(Saved data entries)
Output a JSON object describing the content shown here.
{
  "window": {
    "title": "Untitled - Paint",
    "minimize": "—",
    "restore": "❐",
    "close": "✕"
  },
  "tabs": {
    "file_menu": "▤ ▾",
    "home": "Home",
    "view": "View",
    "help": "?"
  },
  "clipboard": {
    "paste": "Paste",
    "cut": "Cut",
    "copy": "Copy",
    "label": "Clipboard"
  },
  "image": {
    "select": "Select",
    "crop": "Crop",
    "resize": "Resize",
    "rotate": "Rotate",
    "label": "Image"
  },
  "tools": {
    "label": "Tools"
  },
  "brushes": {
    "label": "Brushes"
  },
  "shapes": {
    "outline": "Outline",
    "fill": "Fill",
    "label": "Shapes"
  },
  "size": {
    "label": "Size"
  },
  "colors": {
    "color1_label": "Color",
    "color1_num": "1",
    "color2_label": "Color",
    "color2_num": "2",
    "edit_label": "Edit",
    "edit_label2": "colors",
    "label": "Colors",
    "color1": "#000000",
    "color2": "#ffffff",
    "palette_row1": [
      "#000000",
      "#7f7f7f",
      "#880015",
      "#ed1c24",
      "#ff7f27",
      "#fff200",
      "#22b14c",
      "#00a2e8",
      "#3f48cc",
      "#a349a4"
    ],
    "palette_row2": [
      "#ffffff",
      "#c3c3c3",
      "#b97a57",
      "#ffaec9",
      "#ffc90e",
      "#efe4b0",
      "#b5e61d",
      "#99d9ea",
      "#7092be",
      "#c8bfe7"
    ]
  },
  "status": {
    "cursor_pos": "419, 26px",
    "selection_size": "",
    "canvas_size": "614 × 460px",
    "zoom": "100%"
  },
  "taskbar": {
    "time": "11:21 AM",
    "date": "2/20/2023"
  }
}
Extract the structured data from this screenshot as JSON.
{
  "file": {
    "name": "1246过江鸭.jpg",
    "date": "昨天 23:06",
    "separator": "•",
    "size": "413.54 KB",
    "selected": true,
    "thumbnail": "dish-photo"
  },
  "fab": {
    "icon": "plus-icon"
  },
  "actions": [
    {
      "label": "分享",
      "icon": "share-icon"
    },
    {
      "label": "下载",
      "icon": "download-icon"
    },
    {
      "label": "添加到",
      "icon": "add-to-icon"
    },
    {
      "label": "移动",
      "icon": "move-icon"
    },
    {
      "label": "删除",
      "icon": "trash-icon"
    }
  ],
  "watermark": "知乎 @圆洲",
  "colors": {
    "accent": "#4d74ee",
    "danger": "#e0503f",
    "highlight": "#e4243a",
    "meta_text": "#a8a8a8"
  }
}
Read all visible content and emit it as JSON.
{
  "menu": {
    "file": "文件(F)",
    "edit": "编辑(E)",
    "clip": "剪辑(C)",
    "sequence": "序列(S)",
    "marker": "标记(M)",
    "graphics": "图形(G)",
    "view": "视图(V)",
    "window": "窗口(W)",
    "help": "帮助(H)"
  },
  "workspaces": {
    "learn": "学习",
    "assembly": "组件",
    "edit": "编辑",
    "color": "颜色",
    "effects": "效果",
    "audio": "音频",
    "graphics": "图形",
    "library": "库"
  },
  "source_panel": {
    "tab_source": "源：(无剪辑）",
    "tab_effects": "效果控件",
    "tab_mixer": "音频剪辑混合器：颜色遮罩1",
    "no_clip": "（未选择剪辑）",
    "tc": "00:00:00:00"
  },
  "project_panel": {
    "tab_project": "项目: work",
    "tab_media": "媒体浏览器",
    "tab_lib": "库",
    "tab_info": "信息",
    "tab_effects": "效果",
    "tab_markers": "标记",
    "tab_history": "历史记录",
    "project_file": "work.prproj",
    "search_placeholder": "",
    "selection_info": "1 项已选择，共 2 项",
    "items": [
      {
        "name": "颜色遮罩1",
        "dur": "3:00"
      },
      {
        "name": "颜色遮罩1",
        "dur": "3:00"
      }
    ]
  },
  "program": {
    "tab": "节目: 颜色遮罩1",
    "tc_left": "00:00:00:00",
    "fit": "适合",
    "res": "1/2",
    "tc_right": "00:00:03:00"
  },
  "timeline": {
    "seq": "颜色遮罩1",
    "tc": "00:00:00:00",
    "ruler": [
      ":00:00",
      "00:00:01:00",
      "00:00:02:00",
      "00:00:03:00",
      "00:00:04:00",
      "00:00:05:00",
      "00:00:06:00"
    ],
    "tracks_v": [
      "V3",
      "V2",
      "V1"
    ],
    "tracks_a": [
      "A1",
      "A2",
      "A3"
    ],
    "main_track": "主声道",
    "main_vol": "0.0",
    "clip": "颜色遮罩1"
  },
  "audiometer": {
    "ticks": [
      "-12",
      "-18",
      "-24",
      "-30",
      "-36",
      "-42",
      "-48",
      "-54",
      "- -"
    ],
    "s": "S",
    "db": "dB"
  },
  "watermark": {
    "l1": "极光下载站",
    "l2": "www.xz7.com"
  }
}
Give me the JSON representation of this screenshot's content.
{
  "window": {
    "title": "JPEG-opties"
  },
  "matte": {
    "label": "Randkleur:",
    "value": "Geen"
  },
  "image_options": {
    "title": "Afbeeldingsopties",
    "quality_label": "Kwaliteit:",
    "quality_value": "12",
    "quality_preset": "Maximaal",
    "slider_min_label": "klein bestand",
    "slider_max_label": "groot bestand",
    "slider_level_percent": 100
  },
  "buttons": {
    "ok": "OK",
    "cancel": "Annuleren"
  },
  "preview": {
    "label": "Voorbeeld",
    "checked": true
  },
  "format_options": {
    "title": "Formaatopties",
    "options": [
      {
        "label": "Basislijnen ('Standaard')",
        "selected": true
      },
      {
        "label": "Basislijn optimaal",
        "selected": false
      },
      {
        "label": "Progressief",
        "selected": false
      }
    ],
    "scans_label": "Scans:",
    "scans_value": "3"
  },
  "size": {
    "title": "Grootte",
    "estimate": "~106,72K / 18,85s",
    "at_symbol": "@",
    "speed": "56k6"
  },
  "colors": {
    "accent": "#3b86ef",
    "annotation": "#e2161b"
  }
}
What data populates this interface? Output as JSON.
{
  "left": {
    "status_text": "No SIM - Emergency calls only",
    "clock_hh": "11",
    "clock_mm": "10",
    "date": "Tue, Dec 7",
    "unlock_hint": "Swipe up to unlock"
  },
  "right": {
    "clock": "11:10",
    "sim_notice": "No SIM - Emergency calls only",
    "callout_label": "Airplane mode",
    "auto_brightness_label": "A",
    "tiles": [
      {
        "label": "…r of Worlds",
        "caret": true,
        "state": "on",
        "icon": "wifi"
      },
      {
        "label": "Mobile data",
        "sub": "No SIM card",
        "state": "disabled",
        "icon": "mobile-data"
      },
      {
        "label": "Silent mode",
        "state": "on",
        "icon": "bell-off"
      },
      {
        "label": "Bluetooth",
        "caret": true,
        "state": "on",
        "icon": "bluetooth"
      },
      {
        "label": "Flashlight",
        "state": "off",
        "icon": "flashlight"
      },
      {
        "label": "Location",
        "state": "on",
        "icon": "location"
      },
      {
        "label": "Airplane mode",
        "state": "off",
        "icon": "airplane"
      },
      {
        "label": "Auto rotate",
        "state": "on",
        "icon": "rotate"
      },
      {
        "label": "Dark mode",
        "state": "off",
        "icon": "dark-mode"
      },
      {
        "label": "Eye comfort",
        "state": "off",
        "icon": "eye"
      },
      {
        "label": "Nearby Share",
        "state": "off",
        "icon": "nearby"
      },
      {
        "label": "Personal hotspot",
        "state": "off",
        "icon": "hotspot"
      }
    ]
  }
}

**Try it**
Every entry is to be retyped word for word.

**Task solution**
Output a JSON object describing the content shown here.
{
  "window": {
    "title": "Untitled - Paint",
    "minimize": "—",
    "restore": "❐",
    "close": "✕"
  },
  "tabs": {
    "file_menu": "▤ ▾",
    "home": "Home",
    "view": "View",
    "help": "?"
  },
  "clipboard": {
    "paste": "Paste",
    "cut": "Cut",
    "copy": "Copy",
    "label": "Clipboard"
  },
  "image": {
    "select": "Select",
    "crop": "Crop",
    "resize": "Resize",
    "rotate": "Rotate",
    "label": "Image"
  },
  "tools": {
    "label": "Tools"
  },
  "brushes": {
    "label": "Brushes"
  },
  "shapes": {
    "outline": "Outline",
    "fill": "Fill",
    "label": "Shapes"
  },
  "size": {
    "label": "Size"
  },
  "colors": {
    "color1_label": "Color",
    "color1_num": "1",
    "color2_label": "Color",
    "color2_num": "2",
    "edit_label": "Edit",
    "edit_label2": "colors",
    "label": "Colors",
    "color1": "#000000",
    "color2": "#ffffff",
    "palette_row1": [
      "#000000",
      "#7f7f7f",
      "#880015",
      "#ed1c24",
      "#ff7f27",
      "#fff200",
      "#22b14c",
      "#00a2e8",
      "#3f48cc",
      "#a349a4"
    ],
    "palette_row2": [
      "#ffffff",
      "#c3c3c3",
      "#b97a57",
      "#ffaec9",
      "#ffc90e",
      "#efe4b0",
      "#b5e61d",
      "#99d9ea",
      "#7092be",
      "#c8bfe7"
    ]
  },
  "status": {
    "cursor_pos": "419, 26px",
    "selection_size": "",
    "canvas_size": "614 × 460px",
    "zoom": "100%"
  },
  "taskbar": {
    "time": "11:21 AM",
    "date": "2/20/2023"
  }
}
Extract the structured data from this screenshot as JSON.
{
  "file": {
    "name": "1246过江鸭.jpg",
    "date": "昨天 23:06",
    "separator": "•",
    "size": "413.54 KB",
    "selected": true,
    "thumbnail": "dish-photo"
  },
  "fab": {
    "icon": "plus-icon"
  },
  "actions": [
    {
      "label": "分享",
      "icon": "share-icon"
    },
    {
      "label": "下载",
      "icon": "download-icon"
    },
    {
      "label": "添加到",
      "icon": "add-to-icon"
    },
    {
      "label": "移动",
      "icon": "move-icon"
    },
    {
      "label": "删除",
      "icon": "trash-icon"
    }
  ],
  "watermark": "知乎 @圆洲",
  "colors": {
    "accent": "#4d74ee",
    "danger": "#e0503f",
    "highlight": "#e4243a",
    "meta_text": "#a8a8a8"
  }
}
Read all visible content and emit it as JSON.
{
  "menu": {
    "file": "文件(F)",
    "edit": "编辑(E)",
    "clip": "剪辑(C)",
    "sequence": "序列(S)",
    "marker": "标记(M)",
    "graphics": "图形(G)",
    "view": "视图(V)",
    "window": "窗口(W)",
    "help": "帮助(H)"
  },
  "workspaces": {
    "learn": "学习",
    "assembly": "组件",
    "edit": "编辑",
    "color": "颜色",
    "effects": "效果",
    "audio": "音频",
    "graphics": "图形",
    "library": "库"
  },
  "source_panel": {
    "tab_source": "源：(无剪辑）",
    "tab_effects": "效果控件",
    "tab_mixer": "音频剪辑混合器：颜色遮罩1",
    "no_clip": "（未选择剪辑）",
    "tc": "00:00:00:00"
  },
  "project_panel": {
    "tab_project": "项目: work",
    "tab_media": "媒体浏览器",
    "tab_lib": "库",
    "tab_info": "信息",
    "tab_effects": "效果",
    "tab_markers": "标记",
    "tab_history": "历史记录",
    "project_file": "work.prproj",
    "search_placeholder": "",
    "selection_info": "1 项已选择，共 2 项",
    "items": [
      {
        "name": "颜色遮罩1",
        "dur": "3:00"
      },
      {
        "name": "颜色遮罩1",
        "dur": "3:00"
      }
    ]
  },
  "program": {
    "tab": "节目: 颜色遮罩1",
    "tc_left": "00:00:00:00",
    "fit": "适合",
    "res": "1/2",
    "tc_right": "00:00:03:00"
  },
  "timeline": {
    "seq": "颜色遮罩1",
    "tc": "00:00:00:00",
    "ruler": [
      ":00:00",
      "00:00:01:00",
      "00:00:02:00",
      "00:00:03:00",
      "00:00:04:00",
      "00:00:05:00",
      "00:00:06:00"
    ],
    "tracks_v": [
      "V3",
      "V2",
      "V1"
    ],
    "tracks_a": [
      "A1",
      "A2",
      "A3"
    ],
    "main_track": "主声道",
    "main_vol": "0.0",
    "clip": "颜色遮罩1"
  },
  "audiometer": {
    "ticks": [
      "-12",
      "-18",
      "-24",
      "-30",
      "-36",
      "-42",
      "-48",
      "-54",
      "- -"
    ],
    "s": "S",
    "db": "dB"
  },
  "watermark": {
    "l1": "极光下载站",
    "l2": "www.xz7.com"
  }
}
Give me the JSON representation of this screenshot's content.
{
  "window": {
    "title": "JPEG-opties"
  },
  "matte": {
    "label": "Randkleur:",
    "value": "Geen"
  },
  "image_options": {
    "title": "Afbeeldingsopties",
    "quality_label": "Kwaliteit:",
    "quality_value": "12",
    "quality_preset": "Maximaal",
    "slider_min_label": "klein bestand",
    "slider_max_label": "groot bestand",
    "slider_level_percent": 100
  },
  "buttons": {
    "ok": "OK",
    "cancel": "Annuleren"
  },
  "preview": {
    "label": "Voorbeeld",
    "checked": true
  },
  "format_options": {
    "title": "Formaatopties",
    "options": [
      {
        "label": "Basislijnen ('Standaard')",
        "selected": true
      },
      {
        "label": "Basislijn optimaal",
        "selected": false
      },
      {
        "label": "Progressief",
        "selected": false
      }
    ],
    "scans_label": "Scans:",
    "scans_value": "3"
  },
  "size": {
    "title": "Grootte",
    "estimate": "~106,72K / 18,85s",
    "at_symbol": "@",
    "speed": "56k6"
  },
  "colors": {
    "accent": "#3b86ef",
    "annotation": "#e2161b"
  }
}
What data populates this interface? Output as JSON.
{
  "left": {
    "status_text": "No SIM - Emergency calls only",
    "clock_hh": "11",
    "clock_mm": "10",
    "date": "Tue, Dec 7",
    "unlock_hint": "Swipe up to unlock"
  },
  "right": {
    "clock": "11:10",
    "sim_notice": "No SIM - Emergency calls only",
    "callout_label": "Airplane mode",
    "auto_brightness_label": "A",
    "tiles": [
      {
        "label": "…r of Worlds",
        "caret": true,
        "state": "on",
        "icon": "wifi"
      },
      {
        "label": "Mobile data",
        "sub": "No SIM card",
        "state": "disabled",
        "icon": "mobile-data"
      },
      {
        "label": "Silent mode",
        "state": "on",
        "icon": "bell-off"
      },
      {
        "label": "Bluetooth",
        "caret": true,
        "state": "on",
        "icon": "bluetooth"
      },
      {
        "label": "Flashlight",
        "state": "off",
        "icon": "flashlight"
      },
      {
        "label": "Location",
        "state": "on",
        "icon": "location"
      },
      {
        "label": "Airplane mode",
        "state": "off",
        "icon": "airplane"
      },
      {
        "label": "Auto rotate",
        "state": "on",
        "icon": "rotate"
      },
      {
        "label": "Dark mode",
        "state": "off",
        "icon": "dark-mode"
      },
      {
        "label": "Eye comfort",
        "state": "off",
        "icon": "eye"
      },
      {
        "label": "Nearby Share",
        "state": "off",
        "icon": "nearby"
      },
      {
        "label": "Personal hotspot",
        "state": "off",
        "icon": "hotspot"
      }
    ]
  }
}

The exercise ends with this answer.